Monday, December 19, 2011

Cranberry Liqueur - Just Another Christmas Present or a Cranberry Cordial Extraordinaire

Have you ever wondered what to do with all those fresh cranberries each year at Thanksgiving?  Sure, I'll put some cranberry whatever my mother-in-law makes each year on my plate.  Its even kind of good with the turkey.  But is this something that I go out of my way to eat? . . . No.  Is this something I think of if it weren't part of the Holiday tradition? . . . No.  Then it hit me.

I'm walking past the cranberries in the produce section at the store and think I can drink'em!  Like most folks I like cranberry juice (why else are Cosmos so popular).  I've been experimenting more lately so why not experiment with liquor also . . . cranberry can be a good starting point.

A little research later, a bit of tweaking here and perfecting there (for my tastes anyway!).  Voila!  I'm making liqueur in my kitchen and storing in my basement.  Just in time to have backup Christmas presents for a lucky few as well.

The cool thing is that just like most recipes you can make this fit your own palate if you take the time to do so any way.  Or of course you can follow my recipe and create a great result (that's me being humble, LOL).  So try it out and let me know what you think.
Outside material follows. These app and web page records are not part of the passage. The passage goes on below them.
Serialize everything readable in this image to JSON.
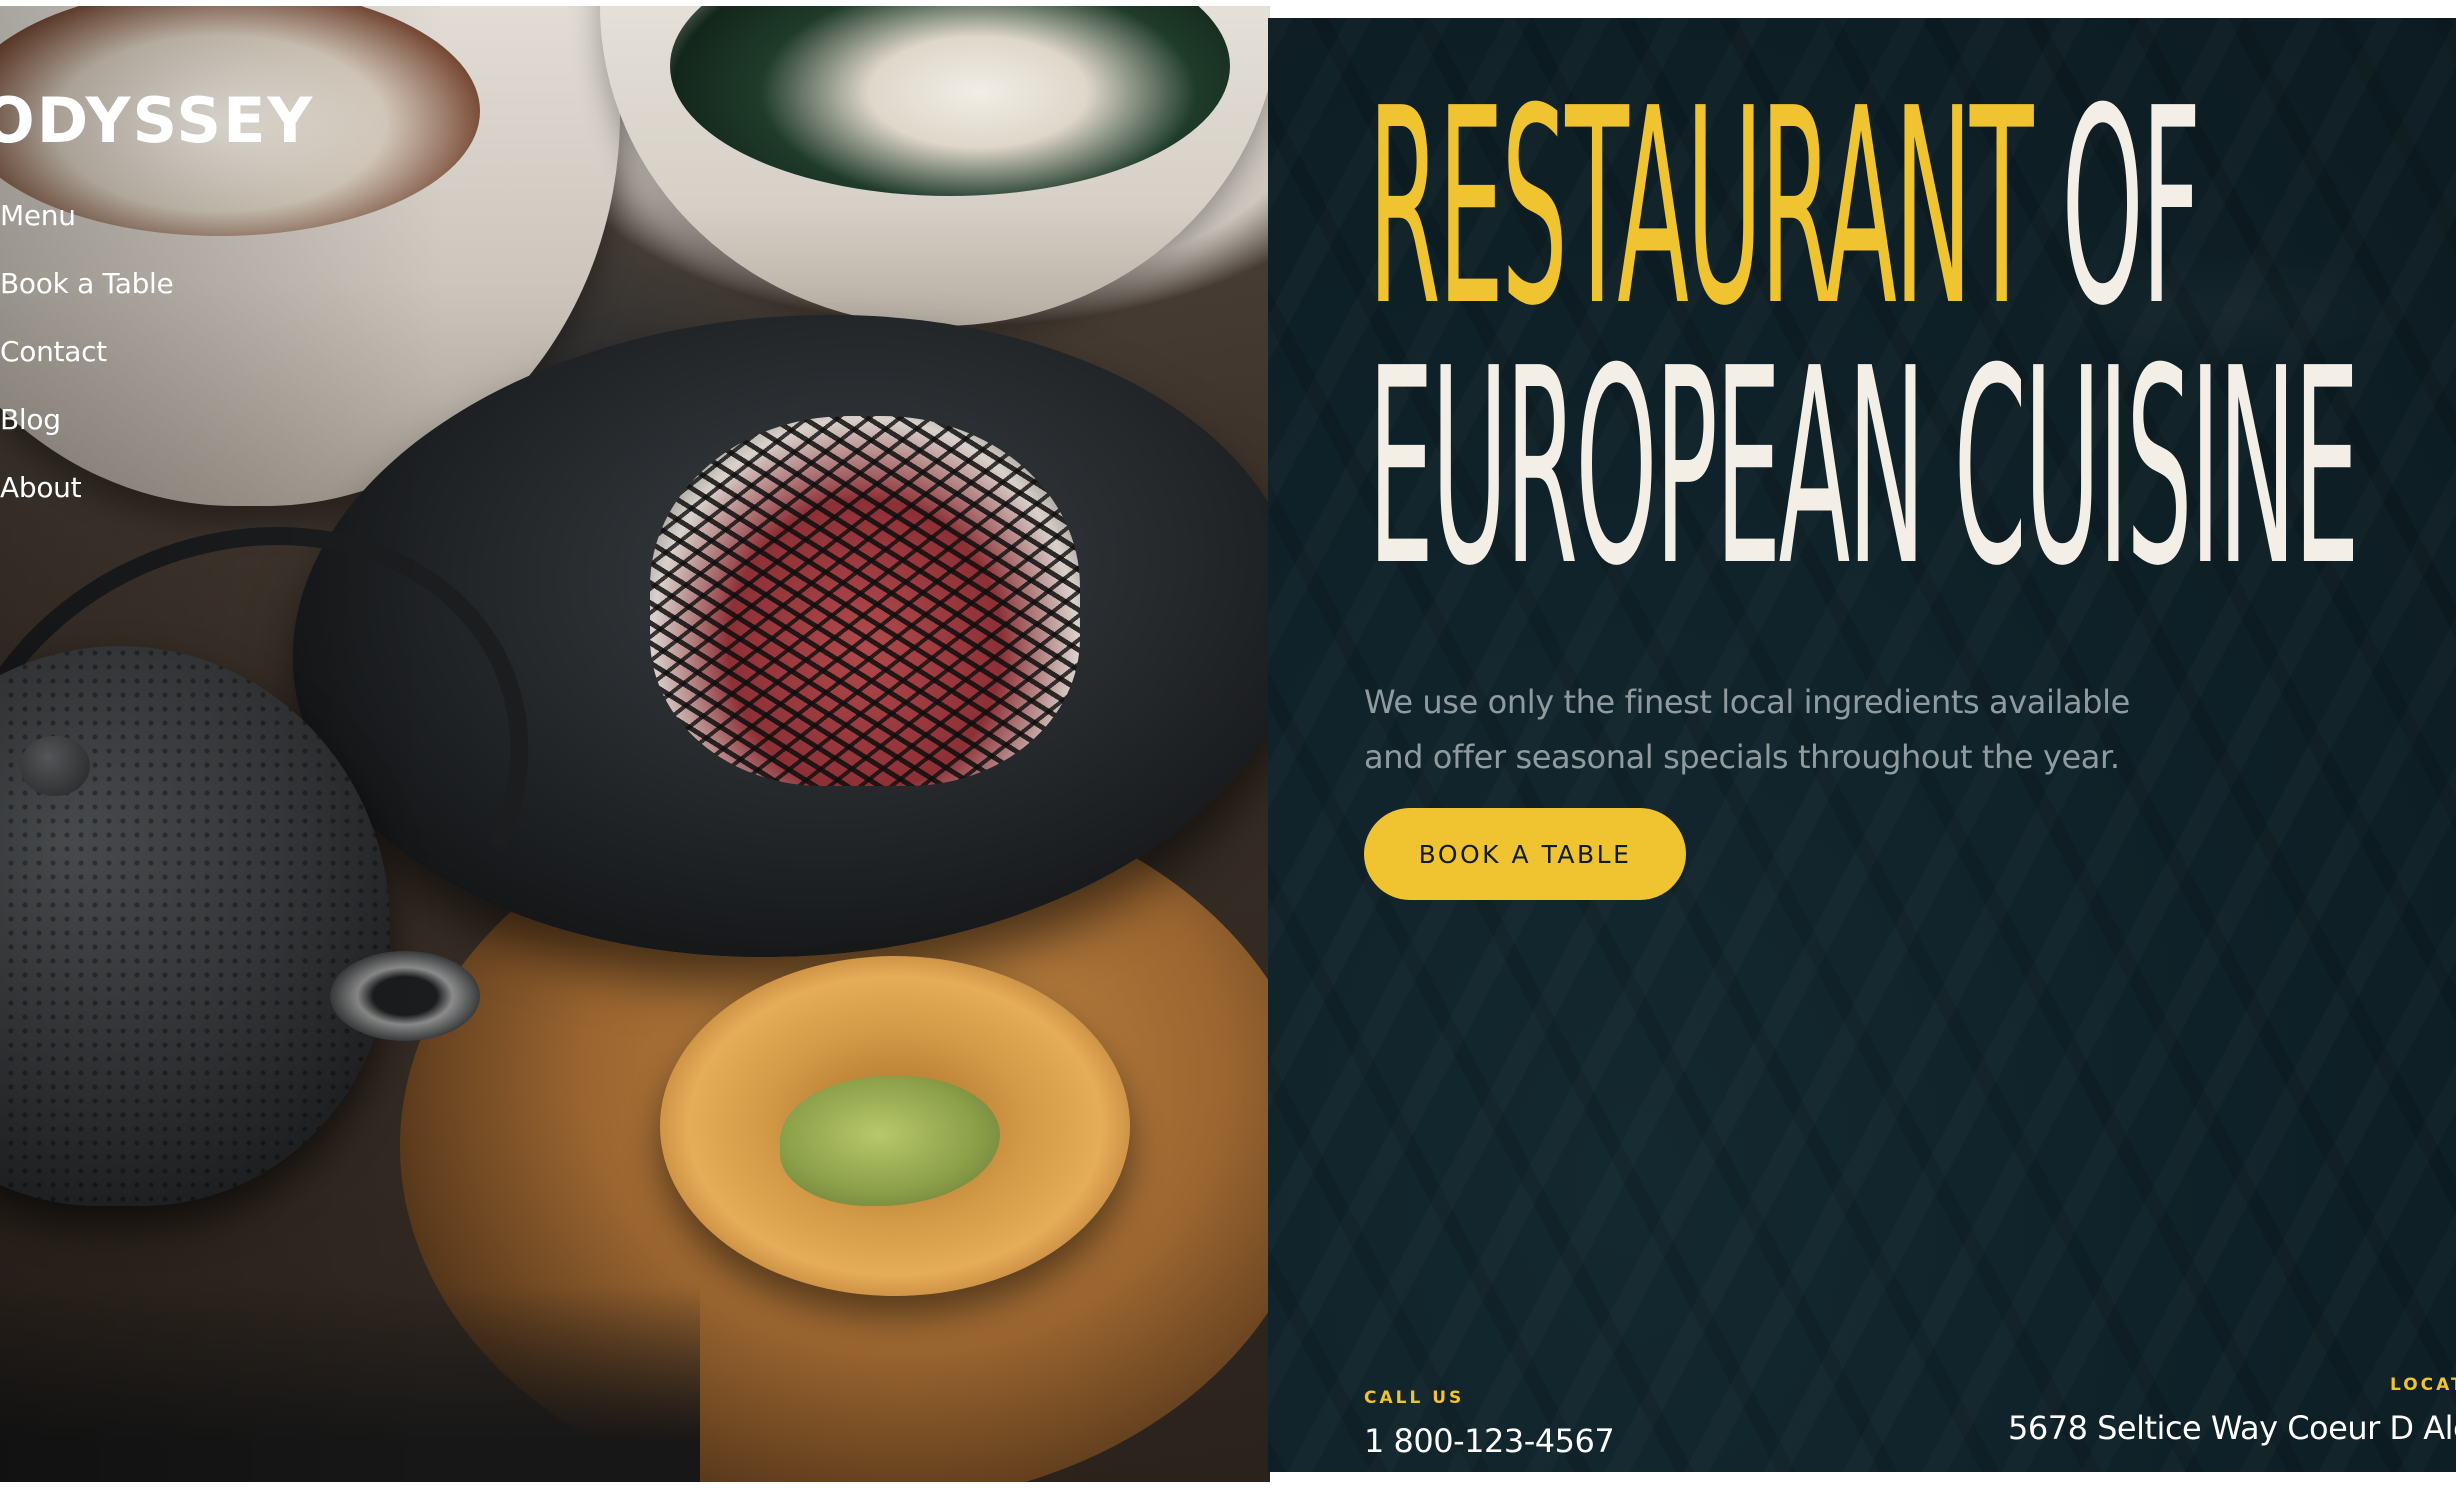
{
  "header": {
    "brand": "ODYSSEY",
    "nav": [
      {
        "label": "Menu"
      },
      {
        "label": "Book a Table"
      },
      {
        "label": "Contact"
      },
      {
        "label": "Blog"
      },
      {
        "label": "About"
      }
    ]
  },
  "hero": {
    "headline_line1_highlight": "RESTAURANT",
    "headline_line1_rest": "OF",
    "headline_line2": "EUROPEAN CUISINE",
    "subtitle": "We use only the finest local ingredients available and offer seasonal specials throughout the year.",
    "cta_label": "BOOK A TABLE"
  },
  "contact": {
    "call_label": "CALL US",
    "phone": "1 800-123-4567",
    "location_label": "LOCAT",
    "address": "5678  Seltice Way Coeur D Ale"
  },
  "colors": {
    "accent": "#f0c330",
    "panel_background": "#0f2128",
    "headline_text": "#f4efe6",
    "subtitle_text": "#8f9b9e"
  },
  "icons": []
}
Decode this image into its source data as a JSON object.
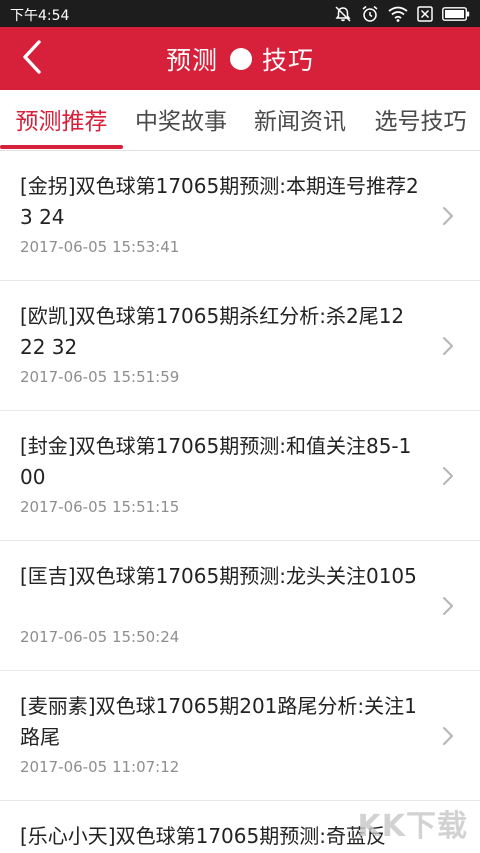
{
  "status_bar": {
    "time": "下午4:54"
  },
  "header": {
    "title_left": "预测",
    "title_right": "技巧"
  },
  "tabs": [
    {
      "label": "预测推荐",
      "active": true
    },
    {
      "label": "中奖故事",
      "active": false
    },
    {
      "label": "新闻资讯",
      "active": false
    },
    {
      "label": "选号技巧",
      "active": false
    }
  ],
  "news": [
    {
      "title": "[金拐]双色球第17065期预测:本期连号推荐23 24",
      "date": "2017-06-05 15:53:41"
    },
    {
      "title": "[欧凯]双色球第17065期杀红分析:杀2尾12 22 32",
      "date": "2017-06-05 15:51:59"
    },
    {
      "title": "[封金]双色球第17065期预测:和值关注85-100",
      "date": "2017-06-05 15:51:15"
    },
    {
      "title": "[匡吉]双色球第17065期预测:龙头关注0105",
      "date": "2017-06-05 15:50:24"
    },
    {
      "title": "[麦丽素]双色球17065期201路尾分析:关注1路尾",
      "date": "2017-06-05 11:07:12"
    },
    {
      "title": "[乐心小天]双色球第17065期预测:奇蓝反",
      "date": ""
    }
  ],
  "watermark": "KK下载",
  "colors": {
    "accent": "#d7203a",
    "status_bar": "#1d1d1d"
  }
}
Cranberry Liqueur Recipe

3  Cups Cranberries, fresh (one 12 oz. bag)
2  Cups Sugar
1 3/4  Cups 100 proof vodka
1  Cup Water
1 1/2  tsp Grapefruit zest

Yield:  1 quart plus

Pick through and wash the cranberries.  Chop cranberries in processor until coarsely chopped, then place in large bowl.  To this add the sugar, stir thoroughly and allow to  for an hour or so.  Add the vodka, water and grapefruit zest.  Stir thoroughly again and allow to marinate for another hour or two covered.

Place this into a container or containers that can be sealed tight (if you divide into multiple containers be sure to put equal amounts of solid and liquid into each one).  Set container(s) in a cool dark place for 45 days.  Once or twice per week rotate the containers on end or shake to dislodge the solids.

At this point there are a number of ways to filter the liquid from the solids.  Some of these methods encourage you to press the solids in order to extract all the liquid.  Resist the temptation to get the last drop and you will be rewarded with less tannin influence which can add a little more astringent character to the liqueur.  Nothing more than a large coffee filter is needed.  Pour the liquid and solids into the filter and allow to drip freely.  This may take a little time but your patience will be paid off.

You are ready to pour into a clean bottle befitting your hard work.  Whether its a bottle, canteen, carafe, chalice, crock, cruet, decanter, demijohn, ewer, flagon, flask, glass, goblet, jar, jug, noggin, tumbler, urn or vial - choose a container that will show off the beautiful deep clear red of this liqueur.  Be sure that it can seal tight.

One final piece of advice.  Allow the liqueur to rest from a week to a month before you drink or present it.  This will give it a moment to season and pull itself together a bit to add a little more finesse.

Your new cranberry cordial is ready to go.  Its refreshing spirited flavor will give a little kick and a big smile.

Merry Christmas !


  1. Just found your blog and love the recipe! I have looking for one for a while. Thanks!

  2. Thank you so much! Glad you found it.

    Let me know how you like it.